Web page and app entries

++++++++++++++++++++

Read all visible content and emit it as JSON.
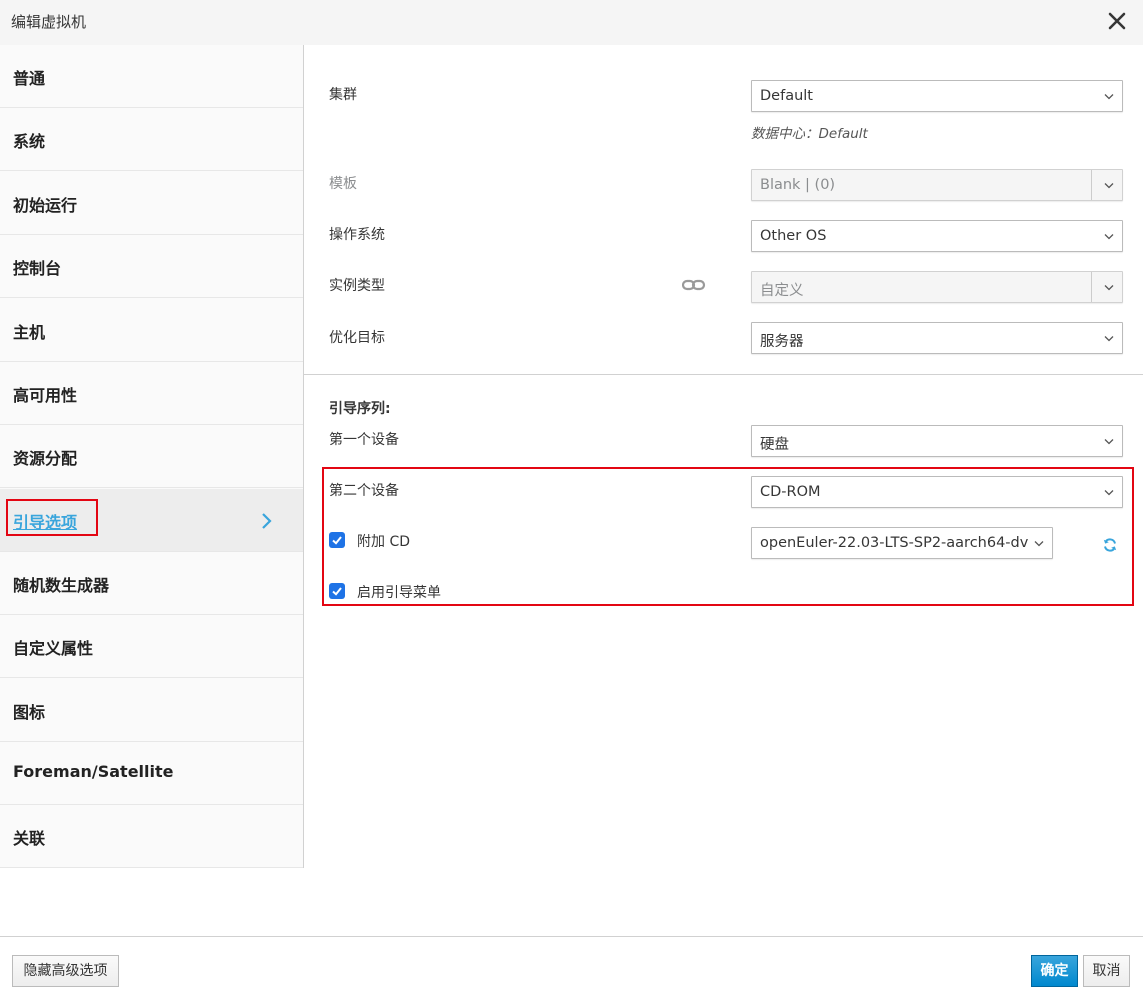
{
  "dialog": {
    "title": "编辑虚拟机"
  },
  "sidebar": {
    "items": [
      {
        "label": "普通"
      },
      {
        "label": "系统"
      },
      {
        "label": "初始运行"
      },
      {
        "label": "控制台"
      },
      {
        "label": "主机"
      },
      {
        "label": "高可用性"
      },
      {
        "label": "资源分配"
      },
      {
        "label": "引导选项",
        "active": true
      },
      {
        "label": "随机数生成器"
      },
      {
        "label": "自定义属性"
      },
      {
        "label": "图标"
      },
      {
        "label": "Foreman/Satellite"
      },
      {
        "label": "关联"
      }
    ]
  },
  "form": {
    "cluster": {
      "label": "集群",
      "value": "Default",
      "hint": "数据中心：Default"
    },
    "template": {
      "label": "模板",
      "value": "Blank |  (0)"
    },
    "os": {
      "label": "操作系统",
      "value": "Other OS"
    },
    "instance_type": {
      "label": "实例类型",
      "value": "自定义"
    },
    "optimize": {
      "label": "优化目标",
      "value": "服务器"
    }
  },
  "boot": {
    "section_title": "引导序列:",
    "first_device": {
      "label": "第一个设备",
      "value": "硬盘"
    },
    "second_device": {
      "label": "第二个设备",
      "value": "CD-ROM"
    },
    "attach_cd": {
      "label": "附加 CD",
      "checked": true,
      "value": "openEuler-22.03-LTS-SP2-aarch64-dv"
    },
    "boot_menu": {
      "label": "启用引导菜单",
      "checked": true
    }
  },
  "footer": {
    "hide_advanced": "隐藏高级选项",
    "ok": "确定",
    "cancel": "取消"
  },
  "colors": {
    "accent": "#39a5dc",
    "primary_button": "#0088ce",
    "highlight_border": "#e30613",
    "checkbox": "#1e73e6"
  }
}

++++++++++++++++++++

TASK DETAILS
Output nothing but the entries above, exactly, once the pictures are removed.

EXERCISE RESPONSE
Read all visible content and emit it as JSON.
{
  "dialog": {
    "title": "编辑虚拟机"
  },
  "sidebar": {
    "items": [
      {
        "label": "普通"
      },
      {
        "label": "系统"
      },
      {
        "label": "初始运行"
      },
      {
        "label": "控制台"
      },
      {
        "label": "主机"
      },
      {
        "label": "高可用性"
      },
      {
        "label": "资源分配"
      },
      {
        "label": "引导选项",
        "active": true
      },
      {
        "label": "随机数生成器"
      },
      {
        "label": "自定义属性"
      },
      {
        "label": "图标"
      },
      {
        "label": "Foreman/Satellite"
      },
      {
        "label": "关联"
      }
    ]
  },
  "form": {
    "cluster": {
      "label": "集群",
      "value": "Default",
      "hint": "数据中心：Default"
    },
    "template": {
      "label": "模板",
      "value": "Blank |  (0)"
    },
    "os": {
      "label": "操作系统",
      "value": "Other OS"
    },
    "instance_type": {
      "label": "实例类型",
      "value": "自定义"
    },
    "optimize": {
      "label": "优化目标",
      "value": "服务器"
    }
  },
  "boot": {
    "section_title": "引导序列:",
    "first_device": {
      "label": "第一个设备",
      "value": "硬盘"
    },
    "second_device": {
      "label": "第二个设备",
      "value": "CD-ROM"
    },
    "attach_cd": {
      "label": "附加 CD",
      "checked": true,
      "value": "openEuler-22.03-LTS-SP2-aarch64-dv"
    },
    "boot_menu": {
      "label": "启用引导菜单",
      "checked": true
    }
  },
  "footer": {
    "hide_advanced": "隐藏高级选项",
    "ok": "确定",
    "cancel": "取消"
  },
  "colors": {
    "accent": "#39a5dc",
    "primary_button": "#0088ce",
    "highlight_border": "#e30613",
    "checkbox": "#1e73e6"
  }
}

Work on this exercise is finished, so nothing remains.